Although numerous hypotheses have been advanced, the factors involved in the origin of the various disorders related to the premenstrual syndrome are not known with certainty.
Among the various theories proposed, they received the greatest consensus:
The hormonal one, consisting of an altered estrogen-progesterone ratio due to a progesterone deficiency in the luteal phase (the second half of the cycle);
That of an altered hydro-saline exchange (water-salts) determined by the excess or defect of various hormones that have an action on the hydro electrolytic balance: estrogen and progesterone, antidiuretic hormone (ADH or vasopressin), prolactin, aldosterone;
That of thyroid dysfunction, based on the observation that some women with premenstrual syndrome show evident or subclinical signs of hypothyroidism and that in these patients the administration of thyroid hormones determines an improvement of the premenstrual syndrome;
That of vitamin B6 deficiency, based on the relationship between the levels of this vitamin and some endocrine functions;
That of hypoglycemia, based on the similarities existing between the classic picture of PMS and that of the hypoglycemic condition, and on the demonstration that sex hormones are able to influence glucose metabolism;

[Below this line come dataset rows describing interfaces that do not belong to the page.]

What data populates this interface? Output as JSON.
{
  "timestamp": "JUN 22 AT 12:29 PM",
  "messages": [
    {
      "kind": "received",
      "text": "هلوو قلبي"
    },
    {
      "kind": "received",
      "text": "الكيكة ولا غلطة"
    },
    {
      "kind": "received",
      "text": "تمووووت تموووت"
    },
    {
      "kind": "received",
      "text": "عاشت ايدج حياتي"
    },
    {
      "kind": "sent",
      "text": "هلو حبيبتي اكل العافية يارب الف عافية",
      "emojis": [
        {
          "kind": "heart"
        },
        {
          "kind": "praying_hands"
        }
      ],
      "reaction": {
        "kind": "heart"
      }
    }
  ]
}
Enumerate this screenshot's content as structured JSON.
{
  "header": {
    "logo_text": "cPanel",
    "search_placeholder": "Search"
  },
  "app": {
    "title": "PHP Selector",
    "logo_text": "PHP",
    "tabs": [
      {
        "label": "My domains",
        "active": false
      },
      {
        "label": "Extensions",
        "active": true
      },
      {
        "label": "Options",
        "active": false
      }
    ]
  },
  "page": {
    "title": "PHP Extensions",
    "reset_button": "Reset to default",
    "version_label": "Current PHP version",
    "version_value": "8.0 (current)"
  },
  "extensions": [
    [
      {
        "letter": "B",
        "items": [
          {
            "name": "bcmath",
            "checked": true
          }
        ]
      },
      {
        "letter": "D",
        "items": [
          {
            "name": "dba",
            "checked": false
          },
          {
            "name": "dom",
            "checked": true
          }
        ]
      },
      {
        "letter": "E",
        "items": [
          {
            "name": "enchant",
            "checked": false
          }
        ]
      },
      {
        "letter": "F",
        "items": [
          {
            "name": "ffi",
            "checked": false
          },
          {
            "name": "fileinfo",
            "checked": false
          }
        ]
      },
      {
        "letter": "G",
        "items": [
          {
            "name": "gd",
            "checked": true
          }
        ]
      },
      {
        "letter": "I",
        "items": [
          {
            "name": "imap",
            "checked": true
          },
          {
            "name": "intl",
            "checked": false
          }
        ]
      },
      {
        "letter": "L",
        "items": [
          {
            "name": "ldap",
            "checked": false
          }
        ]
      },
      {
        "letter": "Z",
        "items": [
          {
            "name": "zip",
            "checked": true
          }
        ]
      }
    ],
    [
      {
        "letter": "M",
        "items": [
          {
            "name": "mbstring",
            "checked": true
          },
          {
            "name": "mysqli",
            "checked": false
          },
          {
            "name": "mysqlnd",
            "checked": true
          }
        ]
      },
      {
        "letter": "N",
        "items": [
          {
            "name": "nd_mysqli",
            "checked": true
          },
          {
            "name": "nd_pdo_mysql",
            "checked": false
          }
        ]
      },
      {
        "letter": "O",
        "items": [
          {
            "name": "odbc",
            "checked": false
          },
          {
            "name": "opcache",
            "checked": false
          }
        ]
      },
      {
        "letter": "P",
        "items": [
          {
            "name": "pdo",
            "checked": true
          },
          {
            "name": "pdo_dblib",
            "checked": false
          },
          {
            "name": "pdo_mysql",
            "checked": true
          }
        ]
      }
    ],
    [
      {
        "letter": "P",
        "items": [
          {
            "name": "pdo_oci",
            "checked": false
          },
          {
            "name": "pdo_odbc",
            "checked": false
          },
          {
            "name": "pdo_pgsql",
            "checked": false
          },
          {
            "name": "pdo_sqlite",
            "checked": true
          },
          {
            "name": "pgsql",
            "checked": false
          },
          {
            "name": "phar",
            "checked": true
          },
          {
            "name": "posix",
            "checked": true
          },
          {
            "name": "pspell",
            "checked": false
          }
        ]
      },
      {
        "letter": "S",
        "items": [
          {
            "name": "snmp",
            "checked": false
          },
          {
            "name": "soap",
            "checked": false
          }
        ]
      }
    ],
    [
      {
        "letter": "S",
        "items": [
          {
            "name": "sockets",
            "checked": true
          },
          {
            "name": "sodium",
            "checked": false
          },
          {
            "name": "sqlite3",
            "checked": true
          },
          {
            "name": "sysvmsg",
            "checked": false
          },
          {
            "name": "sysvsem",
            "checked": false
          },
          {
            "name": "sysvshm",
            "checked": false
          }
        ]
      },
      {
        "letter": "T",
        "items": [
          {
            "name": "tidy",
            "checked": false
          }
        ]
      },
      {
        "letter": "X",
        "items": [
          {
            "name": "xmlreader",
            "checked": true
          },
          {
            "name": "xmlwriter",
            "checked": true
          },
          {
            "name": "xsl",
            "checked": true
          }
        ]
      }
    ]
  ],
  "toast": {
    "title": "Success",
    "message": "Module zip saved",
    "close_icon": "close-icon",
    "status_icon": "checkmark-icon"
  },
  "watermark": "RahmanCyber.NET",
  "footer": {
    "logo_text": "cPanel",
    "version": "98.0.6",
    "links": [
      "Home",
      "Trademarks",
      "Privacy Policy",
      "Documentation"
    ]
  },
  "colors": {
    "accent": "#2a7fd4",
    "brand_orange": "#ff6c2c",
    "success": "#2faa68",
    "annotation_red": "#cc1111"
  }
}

That of prostaglandin E1 deficiency, which are substances involved in the perception of pain;
The psychosomatic one, which is based on psychological, behavioral and social considerations, and on the finding of an association, even if not frequent, of the premenstrual syndrome with real psychiatric pathologies.
However, it is important to bear in mind that up to now it has not been possible to demonstrate differences in the circulating levels of various hormones (including estrogen, progesterone, testosterone, FSH, LH, prolactin) during the menstrual cycle between women with PMS and those without.
The same applies to substances involved in the regulation of hydroelectric metabolism such as aldosterone. No differences were recorded even with respect to weight gain.